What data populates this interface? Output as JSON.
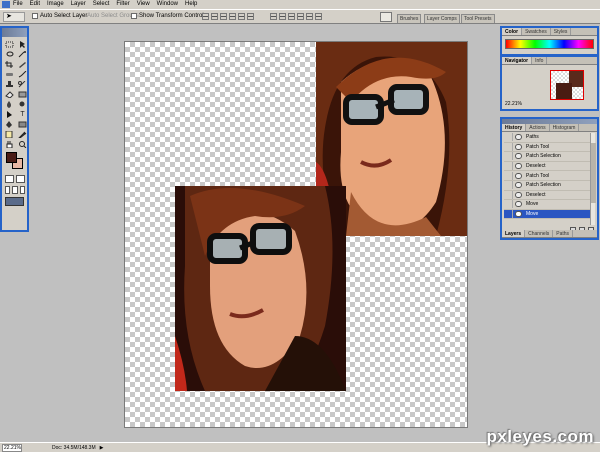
{
  "menubar": {
    "items": [
      "File",
      "Edit",
      "Image",
      "Layer",
      "Select",
      "Filter",
      "View",
      "Window",
      "Help"
    ]
  },
  "options_bar": {
    "auto_select_layer": "Auto Select Layer",
    "auto_select_groups": "Auto Select Groups",
    "show_transform_controls": "Show Transform Controls",
    "palette_well_tabs": [
      "Brushes",
      "Layer Comps",
      "Tool Presets"
    ]
  },
  "toolbox": {
    "foreground_color": "#4a1c16",
    "background_color": "#e8b7a3"
  },
  "color_palette": {
    "tabs": [
      "Color",
      "Swatches",
      "Styles"
    ]
  },
  "navigator": {
    "tabs": [
      "Navigator",
      "Info"
    ],
    "zoom": "22.21%"
  },
  "history": {
    "tabs": [
      "History",
      "Actions",
      "Histogram"
    ],
    "items": [
      {
        "label": "Paths",
        "icon": "state-icon"
      },
      {
        "label": "Patch Tool",
        "icon": "patch-icon"
      },
      {
        "label": "Patch Selection",
        "icon": "patch-icon"
      },
      {
        "label": "Deselect",
        "icon": "deselect-icon"
      },
      {
        "label": "Patch Tool",
        "icon": "patch-icon"
      },
      {
        "label": "Patch Selection",
        "icon": "patch-icon"
      },
      {
        "label": "Deselect",
        "icon": "deselect-icon"
      },
      {
        "label": "Move",
        "icon": "move-icon"
      },
      {
        "label": "Move",
        "icon": "move-icon",
        "active": true
      }
    ]
  },
  "layers_palette": {
    "tabs": [
      "Layers",
      "Channels",
      "Paths"
    ]
  },
  "status_bar": {
    "zoom": "22.21%",
    "doc": "Doc: 34.5M/148.3M"
  },
  "watermark": "pxleyes.com",
  "colors": {
    "accent": "#2563c9",
    "selection": "#2b56c2",
    "chrome": "#d4d0c8"
  }
}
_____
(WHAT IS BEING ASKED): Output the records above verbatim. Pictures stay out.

(EXERCISE ANSWER):
What data populates this interface? Output as JSON.
{
  "menubar": {
    "items": [
      "File",
      "Edit",
      "Image",
      "Layer",
      "Select",
      "Filter",
      "View",
      "Window",
      "Help"
    ]
  },
  "options_bar": {
    "auto_select_layer": "Auto Select Layer",
    "auto_select_groups": "Auto Select Groups",
    "show_transform_controls": "Show Transform Controls",
    "palette_well_tabs": [
      "Brushes",
      "Layer Comps",
      "Tool Presets"
    ]
  },
  "toolbox": {
    "foreground_color": "#4a1c16",
    "background_color": "#e8b7a3"
  },
  "color_palette": {
    "tabs": [
      "Color",
      "Swatches",
      "Styles"
    ]
  },
  "navigator": {
    "tabs": [
      "Navigator",
      "Info"
    ],
    "zoom": "22.21%"
  },
  "history": {
    "tabs": [
      "History",
      "Actions",
      "Histogram"
    ],
    "items": [
      {
        "label": "Paths",
        "icon": "state-icon"
      },
      {
        "label": "Patch Tool",
        "icon": "patch-icon"
      },
      {
        "label": "Patch Selection",
        "icon": "patch-icon"
      },
      {
        "label": "Deselect",
        "icon": "deselect-icon"
      },
      {
        "label": "Patch Tool",
        "icon": "patch-icon"
      },
      {
        "label": "Patch Selection",
        "icon": "patch-icon"
      },
      {
        "label": "Deselect",
        "icon": "deselect-icon"
      },
      {
        "label": "Move",
        "icon": "move-icon"
      },
      {
        "label": "Move",
        "icon": "move-icon",
        "active": true
      }
    ]
  },
  "layers_palette": {
    "tabs": [
      "Layers",
      "Channels",
      "Paths"
    ]
  },
  "status_bar": {
    "zoom": "22.21%",
    "doc": "Doc: 34.5M/148.3M"
  },
  "watermark": "pxleyes.com",
  "colors": {
    "accent": "#2563c9",
    "selection": "#2b56c2",
    "chrome": "#d4d0c8"
  }
}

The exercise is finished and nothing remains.